I chose white fleshed sweet potato for this dish, so that the bread would look more like traditional bread, although this does mean that there are less carotenes present then there would be had I chosen orange fleshed sweet potatoes. I had initially intended to make a gnocchi recipe with the sweet potato, egg and rice & tapioca flours – quite the experiment. Unfortunately I was having a difficult time turning the potato and flour into a workable gnocchi dough, so added extra flour (chestnut and coconut) and an extra egg instead to form a bread dough. To improve the focaccia recipe I could find a way of making it lighter – perhaps whisking egg whites, using baking powder for leavening, xanthan gum for binding, or changing the proportions and types of flours used.
Sadly this homework assignment was not photographed in the garden on a bright sunny day. It was evening and so dark by the time I’d finished experimenting in the kitchen that it was too dark to take a naturally lit photo in the garden. I soon discovered that the light of our downstairs toilet (washroom, bathroom, closet – whatever??), was the brightest so this is taken in there. One hand precariously balancing the wooden chopping board, the other my camera.
Without a doubt the best thing about this focaccia is the crunchy crust, followed closely by the fragrant garlicky oregano pesto.

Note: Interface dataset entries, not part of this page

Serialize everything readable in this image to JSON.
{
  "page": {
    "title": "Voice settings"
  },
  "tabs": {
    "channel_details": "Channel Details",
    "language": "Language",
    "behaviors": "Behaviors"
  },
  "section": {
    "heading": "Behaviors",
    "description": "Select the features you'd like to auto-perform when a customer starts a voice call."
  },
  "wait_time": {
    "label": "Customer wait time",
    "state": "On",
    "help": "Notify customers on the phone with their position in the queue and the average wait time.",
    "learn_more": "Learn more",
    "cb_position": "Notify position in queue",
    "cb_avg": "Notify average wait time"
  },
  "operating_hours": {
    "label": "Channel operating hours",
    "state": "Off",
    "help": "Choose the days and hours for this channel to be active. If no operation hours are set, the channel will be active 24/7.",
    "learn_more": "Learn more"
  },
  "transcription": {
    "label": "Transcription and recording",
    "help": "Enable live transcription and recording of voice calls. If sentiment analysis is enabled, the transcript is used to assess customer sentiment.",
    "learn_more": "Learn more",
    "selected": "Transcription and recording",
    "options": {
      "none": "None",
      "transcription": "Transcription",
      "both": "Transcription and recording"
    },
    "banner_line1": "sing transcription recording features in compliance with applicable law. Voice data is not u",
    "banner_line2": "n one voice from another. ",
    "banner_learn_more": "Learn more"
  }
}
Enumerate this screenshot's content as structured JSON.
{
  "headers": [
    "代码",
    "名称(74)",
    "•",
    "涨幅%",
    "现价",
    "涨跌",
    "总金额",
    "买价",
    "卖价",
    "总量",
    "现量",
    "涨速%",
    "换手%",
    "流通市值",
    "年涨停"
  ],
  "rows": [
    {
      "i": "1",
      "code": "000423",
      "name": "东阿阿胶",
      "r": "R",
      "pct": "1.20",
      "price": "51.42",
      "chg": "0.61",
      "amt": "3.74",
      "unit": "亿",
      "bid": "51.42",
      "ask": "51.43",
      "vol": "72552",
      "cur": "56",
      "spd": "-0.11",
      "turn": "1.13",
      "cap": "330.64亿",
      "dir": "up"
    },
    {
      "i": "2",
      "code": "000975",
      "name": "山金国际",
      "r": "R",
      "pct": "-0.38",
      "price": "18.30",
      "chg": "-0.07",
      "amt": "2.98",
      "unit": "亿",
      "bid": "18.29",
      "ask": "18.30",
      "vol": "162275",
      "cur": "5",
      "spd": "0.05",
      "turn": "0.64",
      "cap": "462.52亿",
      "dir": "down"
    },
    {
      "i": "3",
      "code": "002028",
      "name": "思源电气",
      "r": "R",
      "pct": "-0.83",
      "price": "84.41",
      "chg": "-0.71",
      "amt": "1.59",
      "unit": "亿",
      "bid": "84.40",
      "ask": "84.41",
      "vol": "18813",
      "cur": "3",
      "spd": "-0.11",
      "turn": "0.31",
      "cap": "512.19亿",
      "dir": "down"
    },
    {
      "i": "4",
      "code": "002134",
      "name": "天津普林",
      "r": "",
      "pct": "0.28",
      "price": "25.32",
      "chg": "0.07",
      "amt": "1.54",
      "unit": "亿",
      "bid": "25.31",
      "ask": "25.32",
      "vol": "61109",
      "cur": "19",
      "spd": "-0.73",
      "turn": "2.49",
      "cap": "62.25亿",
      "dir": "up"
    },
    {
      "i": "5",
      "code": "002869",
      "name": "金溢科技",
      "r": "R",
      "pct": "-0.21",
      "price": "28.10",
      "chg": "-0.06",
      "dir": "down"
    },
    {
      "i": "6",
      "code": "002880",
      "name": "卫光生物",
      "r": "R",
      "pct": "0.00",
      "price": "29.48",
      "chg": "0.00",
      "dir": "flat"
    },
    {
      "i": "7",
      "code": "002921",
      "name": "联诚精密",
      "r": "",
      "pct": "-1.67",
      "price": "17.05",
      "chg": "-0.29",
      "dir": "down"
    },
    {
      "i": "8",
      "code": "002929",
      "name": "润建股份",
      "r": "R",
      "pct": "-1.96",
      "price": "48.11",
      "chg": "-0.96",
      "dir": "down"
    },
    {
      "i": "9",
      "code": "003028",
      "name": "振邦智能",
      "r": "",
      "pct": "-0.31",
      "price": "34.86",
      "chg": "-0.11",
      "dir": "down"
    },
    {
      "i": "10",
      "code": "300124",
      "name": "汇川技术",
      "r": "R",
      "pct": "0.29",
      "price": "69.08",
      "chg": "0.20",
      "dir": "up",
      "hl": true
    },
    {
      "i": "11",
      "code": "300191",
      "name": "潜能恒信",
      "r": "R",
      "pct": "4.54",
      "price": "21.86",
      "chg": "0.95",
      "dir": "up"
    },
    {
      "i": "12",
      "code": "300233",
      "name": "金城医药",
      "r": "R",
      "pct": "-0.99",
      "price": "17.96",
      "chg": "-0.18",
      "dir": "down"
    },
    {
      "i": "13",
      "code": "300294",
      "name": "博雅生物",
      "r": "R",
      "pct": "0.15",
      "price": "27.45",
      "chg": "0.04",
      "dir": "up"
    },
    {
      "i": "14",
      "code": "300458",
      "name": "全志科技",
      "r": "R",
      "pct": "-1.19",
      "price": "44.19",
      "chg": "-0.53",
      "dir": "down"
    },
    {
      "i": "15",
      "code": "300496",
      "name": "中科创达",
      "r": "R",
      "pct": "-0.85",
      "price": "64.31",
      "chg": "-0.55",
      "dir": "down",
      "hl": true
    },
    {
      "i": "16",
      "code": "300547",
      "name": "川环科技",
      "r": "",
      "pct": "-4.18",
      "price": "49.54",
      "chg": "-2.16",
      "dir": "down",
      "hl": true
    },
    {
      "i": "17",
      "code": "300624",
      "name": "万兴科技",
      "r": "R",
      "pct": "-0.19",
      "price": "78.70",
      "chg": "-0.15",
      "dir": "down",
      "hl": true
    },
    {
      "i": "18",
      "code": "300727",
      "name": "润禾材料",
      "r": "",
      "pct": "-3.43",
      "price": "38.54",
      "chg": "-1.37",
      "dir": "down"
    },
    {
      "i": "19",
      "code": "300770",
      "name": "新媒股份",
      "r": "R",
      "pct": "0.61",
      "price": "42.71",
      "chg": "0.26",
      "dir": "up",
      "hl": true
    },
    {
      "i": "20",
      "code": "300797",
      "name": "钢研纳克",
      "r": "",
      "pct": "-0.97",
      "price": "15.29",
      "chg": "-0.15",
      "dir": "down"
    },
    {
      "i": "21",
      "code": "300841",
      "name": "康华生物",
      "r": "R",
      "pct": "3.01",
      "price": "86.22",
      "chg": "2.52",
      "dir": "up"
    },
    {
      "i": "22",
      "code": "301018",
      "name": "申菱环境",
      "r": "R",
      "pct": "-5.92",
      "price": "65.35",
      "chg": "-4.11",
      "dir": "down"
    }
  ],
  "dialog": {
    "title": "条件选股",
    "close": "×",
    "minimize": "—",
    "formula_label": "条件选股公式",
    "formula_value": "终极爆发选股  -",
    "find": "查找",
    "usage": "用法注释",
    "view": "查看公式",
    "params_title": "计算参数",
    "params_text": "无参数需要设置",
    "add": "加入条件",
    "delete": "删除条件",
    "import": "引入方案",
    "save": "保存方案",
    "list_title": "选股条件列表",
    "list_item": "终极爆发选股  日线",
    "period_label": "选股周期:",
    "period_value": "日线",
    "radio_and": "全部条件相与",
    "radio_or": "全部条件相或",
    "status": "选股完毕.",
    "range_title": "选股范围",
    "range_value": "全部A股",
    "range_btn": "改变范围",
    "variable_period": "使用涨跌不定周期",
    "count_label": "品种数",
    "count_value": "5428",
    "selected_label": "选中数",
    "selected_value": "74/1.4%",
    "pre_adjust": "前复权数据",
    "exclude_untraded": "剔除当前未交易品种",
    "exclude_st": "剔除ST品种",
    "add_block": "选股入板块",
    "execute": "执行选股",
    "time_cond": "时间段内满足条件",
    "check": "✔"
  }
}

- 2 medium sized golden sweet potato (approx. 600g / 1.35 lbs before peeling)
- 2 eggs, beaten
- tsp salt
- ¾ cup brown rice flour
- ½ cup tapioca flour
- 2 Tbs chestnut flour
- 2 Tbs coconut flour
- + 2-3 Tbs of Oregano Pesto (or other pesto of choice)
- Pre-heat the oven to 220°C / 425°F.
- Prick the potatoes with a fork, and bake in the oven for 1 hour, or until soft.
- When the potatoes are soft allow to cool slightly and then scoop out the flesh into a large bowl. Mash with a potato masher or back of a fork. Leave cool for 10 minutes.
- Turn the oven to 190°C/ 375°F.
- Make a well in the middle of the potatoes and pour in the whisked eggs and the salt. Work the eggs into the potato flesh. Combine all the 4 flours together in a separate bowl then gradually add into the potato bowl a bit at a time until you get satisfactory bread-like dough that you can handle without stickiness. You may not need all the flour, or may need a little more – it will depend on the exact size, wetness and starchiness of your potatoes.
- Place the dough on a parchment lined baking sheet and press into a large circle or square (8 inch diameter). Make imprints over the surface with the fleshy part of your thumb. Bake in the oven for 45 mins, till the top is golden brown and a crust has formed on the bottom.
- When the bread comes out of the oven brush the pesto over – approx. 2-3 Tbs. Slice and serve. This is dense starchy bread and a little goes a long way.
I hope this post has given you a flavour of what it was like to be a natural chef culinary student. I never quite realised it would allow me so much creativity, and so much homework – which I secretly enjoyed…
From September ’13 to March ’14 I travelled to the USA to train to be a Natural Chef at Bauman College in Berkeley nr San Francisco, in California. I’m currently recapping some of my American tales in a blog series which I’ve called ‘San Francisco Friday’